Supplied records:
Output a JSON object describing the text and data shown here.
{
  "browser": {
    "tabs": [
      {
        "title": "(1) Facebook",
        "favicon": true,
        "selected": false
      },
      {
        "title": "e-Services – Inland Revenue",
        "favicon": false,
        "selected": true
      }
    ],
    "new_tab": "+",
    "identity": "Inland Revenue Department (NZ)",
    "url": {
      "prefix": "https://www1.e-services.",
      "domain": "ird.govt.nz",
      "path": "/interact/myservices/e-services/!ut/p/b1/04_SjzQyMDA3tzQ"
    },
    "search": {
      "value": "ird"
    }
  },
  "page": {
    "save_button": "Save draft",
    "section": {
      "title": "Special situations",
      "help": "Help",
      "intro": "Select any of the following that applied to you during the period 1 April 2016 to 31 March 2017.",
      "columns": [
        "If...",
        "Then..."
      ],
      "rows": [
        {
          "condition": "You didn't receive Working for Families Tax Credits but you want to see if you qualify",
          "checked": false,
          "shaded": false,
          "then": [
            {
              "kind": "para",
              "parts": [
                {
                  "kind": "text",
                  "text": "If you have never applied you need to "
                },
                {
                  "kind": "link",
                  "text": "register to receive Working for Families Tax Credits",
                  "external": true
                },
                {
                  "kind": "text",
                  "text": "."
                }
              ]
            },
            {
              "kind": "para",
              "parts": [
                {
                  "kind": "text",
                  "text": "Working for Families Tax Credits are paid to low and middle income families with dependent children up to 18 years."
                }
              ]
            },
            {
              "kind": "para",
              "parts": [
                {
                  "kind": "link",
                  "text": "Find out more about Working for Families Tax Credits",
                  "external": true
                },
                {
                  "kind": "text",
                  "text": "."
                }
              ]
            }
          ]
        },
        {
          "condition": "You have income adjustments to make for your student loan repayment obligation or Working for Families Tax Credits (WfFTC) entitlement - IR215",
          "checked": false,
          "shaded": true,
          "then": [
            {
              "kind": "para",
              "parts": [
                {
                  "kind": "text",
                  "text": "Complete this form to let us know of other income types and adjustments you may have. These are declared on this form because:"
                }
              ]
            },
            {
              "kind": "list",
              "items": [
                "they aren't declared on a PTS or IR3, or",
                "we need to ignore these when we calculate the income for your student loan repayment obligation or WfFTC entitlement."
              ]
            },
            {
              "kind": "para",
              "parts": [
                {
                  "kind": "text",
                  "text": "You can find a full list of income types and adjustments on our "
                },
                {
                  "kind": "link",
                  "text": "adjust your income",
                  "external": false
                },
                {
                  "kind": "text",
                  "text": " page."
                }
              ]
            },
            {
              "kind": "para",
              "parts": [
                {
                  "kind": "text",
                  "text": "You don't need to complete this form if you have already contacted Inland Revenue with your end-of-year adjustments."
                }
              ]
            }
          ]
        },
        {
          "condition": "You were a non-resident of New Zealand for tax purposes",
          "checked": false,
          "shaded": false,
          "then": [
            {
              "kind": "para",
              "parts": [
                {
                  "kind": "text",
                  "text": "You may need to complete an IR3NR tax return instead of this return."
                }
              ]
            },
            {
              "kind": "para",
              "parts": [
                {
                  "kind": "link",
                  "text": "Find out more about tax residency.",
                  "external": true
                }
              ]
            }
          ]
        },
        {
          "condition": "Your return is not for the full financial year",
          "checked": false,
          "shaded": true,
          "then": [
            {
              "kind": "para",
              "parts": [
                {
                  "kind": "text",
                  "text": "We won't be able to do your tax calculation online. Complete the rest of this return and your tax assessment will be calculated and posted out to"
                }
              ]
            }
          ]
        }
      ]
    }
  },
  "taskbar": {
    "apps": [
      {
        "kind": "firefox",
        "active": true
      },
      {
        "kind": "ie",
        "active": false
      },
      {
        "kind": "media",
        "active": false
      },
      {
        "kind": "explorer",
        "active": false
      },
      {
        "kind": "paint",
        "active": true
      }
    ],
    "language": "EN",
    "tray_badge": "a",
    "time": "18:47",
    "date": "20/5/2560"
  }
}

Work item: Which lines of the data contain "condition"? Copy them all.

Task solution:
          "condition": "You didn't receive Working for Families Tax Credits but you want to see if you qualify",
          "condition": "You have income adjustments to make for your student loan repayment obligation or Working for Families Tax Credits (WfFTC) entitlement - IR215",
          "condition": "You were a non-resident of New Zealand for tax purposes",
          "condition": "Your return is not for the full financial year",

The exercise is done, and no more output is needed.